[Supplied records]
§ §

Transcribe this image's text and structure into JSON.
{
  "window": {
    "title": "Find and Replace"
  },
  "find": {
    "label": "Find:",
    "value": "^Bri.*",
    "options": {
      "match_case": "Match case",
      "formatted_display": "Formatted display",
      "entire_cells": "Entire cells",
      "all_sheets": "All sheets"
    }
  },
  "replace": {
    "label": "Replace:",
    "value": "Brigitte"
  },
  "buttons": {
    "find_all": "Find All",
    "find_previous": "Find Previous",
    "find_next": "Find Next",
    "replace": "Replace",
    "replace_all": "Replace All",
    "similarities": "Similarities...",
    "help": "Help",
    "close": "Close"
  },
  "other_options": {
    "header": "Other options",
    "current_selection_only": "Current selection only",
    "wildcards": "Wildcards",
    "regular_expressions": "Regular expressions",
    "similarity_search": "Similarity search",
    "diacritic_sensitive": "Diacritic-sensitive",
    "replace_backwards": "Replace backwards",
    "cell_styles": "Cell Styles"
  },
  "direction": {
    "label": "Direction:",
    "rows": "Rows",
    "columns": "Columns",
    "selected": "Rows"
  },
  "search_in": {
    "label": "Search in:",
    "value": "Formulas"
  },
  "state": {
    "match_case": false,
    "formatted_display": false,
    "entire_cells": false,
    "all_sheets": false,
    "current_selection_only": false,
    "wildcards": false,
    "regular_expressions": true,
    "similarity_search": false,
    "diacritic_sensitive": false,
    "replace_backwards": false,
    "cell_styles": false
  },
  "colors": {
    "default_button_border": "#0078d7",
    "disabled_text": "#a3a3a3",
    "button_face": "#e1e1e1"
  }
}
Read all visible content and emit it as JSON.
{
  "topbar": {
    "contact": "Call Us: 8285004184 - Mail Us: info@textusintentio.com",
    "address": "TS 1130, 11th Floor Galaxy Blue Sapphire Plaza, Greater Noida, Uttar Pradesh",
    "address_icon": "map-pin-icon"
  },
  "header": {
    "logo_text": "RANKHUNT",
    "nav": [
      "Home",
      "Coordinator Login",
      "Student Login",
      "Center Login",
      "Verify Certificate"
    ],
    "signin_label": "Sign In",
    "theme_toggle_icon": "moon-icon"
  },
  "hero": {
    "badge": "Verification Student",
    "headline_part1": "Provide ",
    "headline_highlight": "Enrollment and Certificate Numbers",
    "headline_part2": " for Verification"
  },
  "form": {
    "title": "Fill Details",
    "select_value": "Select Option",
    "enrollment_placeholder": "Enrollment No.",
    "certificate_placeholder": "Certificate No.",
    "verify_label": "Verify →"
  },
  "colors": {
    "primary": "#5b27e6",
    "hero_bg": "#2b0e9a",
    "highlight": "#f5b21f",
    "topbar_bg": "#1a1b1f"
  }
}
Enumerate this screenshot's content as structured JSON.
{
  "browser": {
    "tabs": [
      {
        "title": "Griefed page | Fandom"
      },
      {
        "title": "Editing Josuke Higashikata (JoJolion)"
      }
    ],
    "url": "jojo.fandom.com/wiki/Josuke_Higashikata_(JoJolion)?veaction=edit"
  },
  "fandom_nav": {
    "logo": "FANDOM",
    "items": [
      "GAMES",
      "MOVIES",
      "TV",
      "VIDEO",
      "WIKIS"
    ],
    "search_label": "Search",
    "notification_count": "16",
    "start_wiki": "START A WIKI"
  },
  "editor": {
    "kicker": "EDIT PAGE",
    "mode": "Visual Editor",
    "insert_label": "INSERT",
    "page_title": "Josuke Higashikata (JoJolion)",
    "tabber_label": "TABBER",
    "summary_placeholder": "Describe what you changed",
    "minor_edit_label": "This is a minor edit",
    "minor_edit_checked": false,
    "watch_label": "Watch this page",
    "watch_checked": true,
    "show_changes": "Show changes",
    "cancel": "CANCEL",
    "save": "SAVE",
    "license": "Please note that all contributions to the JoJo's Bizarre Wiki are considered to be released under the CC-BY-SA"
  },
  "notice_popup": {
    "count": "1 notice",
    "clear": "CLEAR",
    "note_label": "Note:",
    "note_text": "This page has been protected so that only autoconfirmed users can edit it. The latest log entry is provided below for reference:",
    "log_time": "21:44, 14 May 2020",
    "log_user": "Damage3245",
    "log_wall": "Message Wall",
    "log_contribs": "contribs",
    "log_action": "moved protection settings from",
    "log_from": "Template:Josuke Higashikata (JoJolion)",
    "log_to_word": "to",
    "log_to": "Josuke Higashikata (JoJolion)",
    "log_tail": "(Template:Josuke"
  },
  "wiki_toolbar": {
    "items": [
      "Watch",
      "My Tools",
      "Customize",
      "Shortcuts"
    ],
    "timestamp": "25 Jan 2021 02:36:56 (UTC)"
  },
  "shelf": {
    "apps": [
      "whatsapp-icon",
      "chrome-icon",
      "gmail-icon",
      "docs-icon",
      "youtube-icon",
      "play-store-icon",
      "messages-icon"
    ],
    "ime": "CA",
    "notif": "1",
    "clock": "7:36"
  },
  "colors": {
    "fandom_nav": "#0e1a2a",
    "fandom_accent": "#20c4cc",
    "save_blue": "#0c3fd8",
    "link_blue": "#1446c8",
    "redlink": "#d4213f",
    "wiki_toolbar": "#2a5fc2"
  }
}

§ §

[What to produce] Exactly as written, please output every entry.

[Answer for this exercise]
Transcribe this image's text and structure into JSON.
{
  "window": {
    "title": "Find and Replace"
  },
  "find": {
    "label": "Find:",
    "value": "^Bri.*",
    "options": {
      "match_case": "Match case",
      "formatted_display": "Formatted display",
      "entire_cells": "Entire cells",
      "all_sheets": "All sheets"
    }
  },
  "replace": {
    "label": "Replace:",
    "value": "Brigitte"
  },
  "buttons": {
    "find_all": "Find All",
    "find_previous": "Find Previous",
    "find_next": "Find Next",
    "replace": "Replace",
    "replace_all": "Replace All",
    "similarities": "Similarities...",
    "help": "Help",
    "close": "Close"
  },
  "other_options": {
    "header": "Other options",
    "current_selection_only": "Current selection only",
    "wildcards": "Wildcards",
    "regular_expressions": "Regular expressions",
    "similarity_search": "Similarity search",
    "diacritic_sensitive": "Diacritic-sensitive",
    "replace_backwards": "Replace backwards",
    "cell_styles": "Cell Styles"
  },
  "direction": {
    "label": "Direction:",
    "rows": "Rows",
    "columns": "Columns",
    "selected": "Rows"
  },
  "search_in": {
    "label": "Search in:",
    "value": "Formulas"
  },
  "state": {
    "match_case": false,
    "formatted_display": false,
    "entire_cells": false,
    "all_sheets": false,
    "current_selection_only": false,
    "wildcards": false,
    "regular_expressions": true,
    "similarity_search": false,
    "diacritic_sensitive": false,
    "replace_backwards": false,
    "cell_styles": false
  },
  "colors": {
    "default_button_border": "#0078d7",
    "disabled_text": "#a3a3a3",
    "button_face": "#e1e1e1"
  }
}
Read all visible content and emit it as JSON.
{
  "topbar": {
    "contact": "Call Us: 8285004184 - Mail Us: info@textusintentio.com",
    "address": "TS 1130, 11th Floor Galaxy Blue Sapphire Plaza, Greater Noida, Uttar Pradesh",
    "address_icon": "map-pin-icon"
  },
  "header": {
    "logo_text": "RANKHUNT",
    "nav": [
      "Home",
      "Coordinator Login",
      "Student Login",
      "Center Login",
      "Verify Certificate"
    ],
    "signin_label": "Sign In",
    "theme_toggle_icon": "moon-icon"
  },
  "hero": {
    "badge": "Verification Student",
    "headline_part1": "Provide ",
    "headline_highlight": "Enrollment and Certificate Numbers",
    "headline_part2": " for Verification"
  },
  "form": {
    "title": "Fill Details",
    "select_value": "Select Option",
    "enrollment_placeholder": "Enrollment No.",
    "certificate_placeholder": "Certificate No.",
    "verify_label": "Verify →"
  },
  "colors": {
    "primary": "#5b27e6",
    "hero_bg": "#2b0e9a",
    "highlight": "#f5b21f",
    "topbar_bg": "#1a1b1f"
  }
}
Enumerate this screenshot's content as structured JSON.
{
  "browser": {
    "tabs": [
      {
        "title": "Griefed page | Fandom"
      },
      {
        "title": "Editing Josuke Higashikata (JoJolion)"
      }
    ],
    "url": "jojo.fandom.com/wiki/Josuke_Higashikata_(JoJolion)?veaction=edit"
  },
  "fandom_nav": {
    "logo": "FANDOM",
    "items": [
      "GAMES",
      "MOVIES",
      "TV",
      "VIDEO",
      "WIKIS"
    ],
    "search_label": "Search",
    "notification_count": "16",
    "start_wiki": "START A WIKI"
  },
  "editor": {
    "kicker": "EDIT PAGE",
    "mode": "Visual Editor",
    "insert_label": "INSERT",
    "page_title": "Josuke Higashikata (JoJolion)",
    "tabber_label": "TABBER",
    "summary_placeholder": "Describe what you changed",
    "minor_edit_label": "This is a minor edit",
    "minor_edit_checked": false,
    "watch_label": "Watch this page",
    "watch_checked": true,
    "show_changes": "Show changes",
    "cancel": "CANCEL",
    "save": "SAVE",
    "license": "Please note that all contributions to the JoJo's Bizarre Wiki are considered to be released under the CC-BY-SA"
  },
  "notice_popup": {
    "count": "1 notice",
    "clear": "CLEAR",
    "note_label": "Note:",
    "note_text": "This page has been protected so that only autoconfirmed users can edit it. The latest log entry is provided below for reference:",
    "log_time": "21:44, 14 May 2020",
    "log_user": "Damage3245",
    "log_wall": "Message Wall",
    "log_contribs": "contribs",
    "log_action": "moved protection settings from",
    "log_from": "Template:Josuke Higashikata (JoJolion)",
    "log_to_word": "to",
    "log_to": "Josuke Higashikata (JoJolion)",
    "log_tail": "(Template:Josuke"
  },
  "wiki_toolbar": {
    "items": [
      "Watch",
      "My Tools",
      "Customize",
      "Shortcuts"
    ],
    "timestamp": "25 Jan 2021 02:36:56 (UTC)"
  },
  "shelf": {
    "apps": [
      "whatsapp-icon",
      "chrome-icon",
      "gmail-icon",
      "docs-icon",
      "youtube-icon",
      "play-store-icon",
      "messages-icon"
    ],
    "ime": "CA",
    "notif": "1",
    "clock": "7:36"
  },
  "colors": {
    "fandom_nav": "#0e1a2a",
    "fandom_accent": "#20c4cc",
    "save_blue": "#0c3fd8",
    "link_blue": "#1446c8",
    "redlink": "#d4213f",
    "wiki_toolbar": "#2a5fc2"
  }
}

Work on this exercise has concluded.